IFSP Information Toolkit

Why include IFSP information in your state data system?

There are many good reasons for a state to consider including IFSP information in its Part C (early intervention) data system. For example, local programs benefit from having efficient access to IFSP information to assist with service coordination and service delivery. Access to automated tools associated with the IFSP process can help staff manage workflow, and assist with improving communication with families and among service providers. Having IFSP information in a state data system also can support state and local programs with using these data to answer important questions about program operations, improvement, and accountability.

The resources here are intended to support decision-making for states that wish to develop or enhance an IDEA Part C data system. Many states already incorporate IFSP data into their data systems or are thinking about doing so. Some states may want to develop an entire online IFSP, whereas others may want to include only certain types of IFSP data. In either case, states can benefit from learning about the data system features other states are using to collect and facilitate the reporting and use of IFSP data. In this toolkit, you can explore data system features as they relate to IFSP data collection.

What You’ll Find

In this toolkit, you can explore data system features as they relate to IFSP data collection. For each feature, a comprehensive set of resources and information is provided, including:

  • Connections to the DaSy Data System Framework;
  • Potential data elements needed to develop various aspects of the feature;
  • A list of functionality options that could be used to implement the feature;
  • Key design considerations;
  • State examples,* and
  • Related technical assistance resources.

To use this toolkit, click on a topic below. Explore each feature to gain a broader understanding of it and to see how other states have incorporated it into their data systems. Keep in mind that specific business requirements underlie each of these features and state examples. Don’t just take the information in this toolkit and try to develop the feature. First identify your state program’s needs and then use these resources to help develop and refine your business requirements (see DaSy’s Developing and Sharing Your Business Requirements to Build a Better Data System resource). For further information on data system design and development, see the System Design and Development subcomponent of the DaSy Data System Framework.

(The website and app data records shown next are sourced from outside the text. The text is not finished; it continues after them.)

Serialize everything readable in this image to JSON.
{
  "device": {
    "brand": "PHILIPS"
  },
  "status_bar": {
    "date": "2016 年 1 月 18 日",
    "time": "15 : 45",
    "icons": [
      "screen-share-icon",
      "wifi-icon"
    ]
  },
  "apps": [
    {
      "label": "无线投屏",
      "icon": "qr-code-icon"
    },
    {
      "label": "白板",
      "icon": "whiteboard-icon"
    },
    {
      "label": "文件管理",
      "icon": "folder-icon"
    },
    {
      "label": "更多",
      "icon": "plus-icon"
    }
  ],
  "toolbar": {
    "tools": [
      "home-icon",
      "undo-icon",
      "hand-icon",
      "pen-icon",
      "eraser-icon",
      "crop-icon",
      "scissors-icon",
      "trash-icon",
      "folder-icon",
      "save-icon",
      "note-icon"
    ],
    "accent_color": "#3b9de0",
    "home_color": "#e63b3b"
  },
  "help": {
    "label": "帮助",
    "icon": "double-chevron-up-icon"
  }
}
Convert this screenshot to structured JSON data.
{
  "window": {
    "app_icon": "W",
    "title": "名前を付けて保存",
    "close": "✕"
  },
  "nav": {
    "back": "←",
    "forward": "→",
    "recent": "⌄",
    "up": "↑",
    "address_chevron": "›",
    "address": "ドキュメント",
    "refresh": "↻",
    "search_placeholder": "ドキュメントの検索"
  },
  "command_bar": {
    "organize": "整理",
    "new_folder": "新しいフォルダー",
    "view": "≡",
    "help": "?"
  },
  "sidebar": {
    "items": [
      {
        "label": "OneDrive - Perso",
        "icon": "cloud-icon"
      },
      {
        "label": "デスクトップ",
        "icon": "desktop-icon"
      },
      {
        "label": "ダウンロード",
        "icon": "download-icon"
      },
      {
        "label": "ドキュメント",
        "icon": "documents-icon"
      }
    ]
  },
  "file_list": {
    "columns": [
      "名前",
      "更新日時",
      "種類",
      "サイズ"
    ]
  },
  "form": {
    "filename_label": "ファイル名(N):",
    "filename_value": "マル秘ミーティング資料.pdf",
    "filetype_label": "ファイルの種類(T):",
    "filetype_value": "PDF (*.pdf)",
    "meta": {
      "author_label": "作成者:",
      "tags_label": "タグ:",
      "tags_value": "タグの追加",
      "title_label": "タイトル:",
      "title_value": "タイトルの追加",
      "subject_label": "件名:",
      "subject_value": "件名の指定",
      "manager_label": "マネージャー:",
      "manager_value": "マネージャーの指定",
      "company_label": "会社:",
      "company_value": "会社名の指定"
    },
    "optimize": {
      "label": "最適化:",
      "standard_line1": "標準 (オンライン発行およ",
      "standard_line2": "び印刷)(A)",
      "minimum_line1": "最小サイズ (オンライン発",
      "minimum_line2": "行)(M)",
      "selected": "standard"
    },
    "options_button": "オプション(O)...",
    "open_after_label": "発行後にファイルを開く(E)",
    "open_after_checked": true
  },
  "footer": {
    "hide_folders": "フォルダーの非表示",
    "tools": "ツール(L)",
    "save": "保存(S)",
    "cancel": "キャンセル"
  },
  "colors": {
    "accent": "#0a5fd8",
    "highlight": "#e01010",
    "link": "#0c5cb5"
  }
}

Delivered Services Tile
Electronic Signatures Tile
Parent Portal Tile
IFSP Transfers Tile
Integrated IFSP/Child Outcomes Summary (COS) Tile
Dashboards Tile
Notification/Tickering Systems Tile
Wizards Tile

Ideas for New Features or State Examples?

We invite you to submit your own ideas for features to be included in this collection, as well as screenshots, publications, and video demonstrations of IFSP-related features in your data system. Please submit ideas and examples to us.

Request Technical Assistance

If you would like assistance with using this toolkit, have questions about its contents, and/or would like support with data system design and development, please contact the DaSy Center.


The development of this toolkit drew on learnings from working with states in the DaSy/ECTA Topical Cohort titled Including IFSPs in Your Data System. The states in the cohort are Connecticut, Delaware, Kansas, Massachusetts, Mississippi, Virginia, and Washington. DaSy gratefully acknowledges the contributions of those states to this toolkit, as well as the following states that provided examples of their data system features: Colorado, Kentucky, Maryland, Pennsylvania, and Utah.

*State examples are offered to show a variety of approaches for implementing each of the features or components. The examples are not meant to be endorsements of the state approach or of the state’s data system. In addition, when screenshots or video demonstrations are included as examples, only test data are shown (i.e., these are not data on real children/families).

Published June 2017.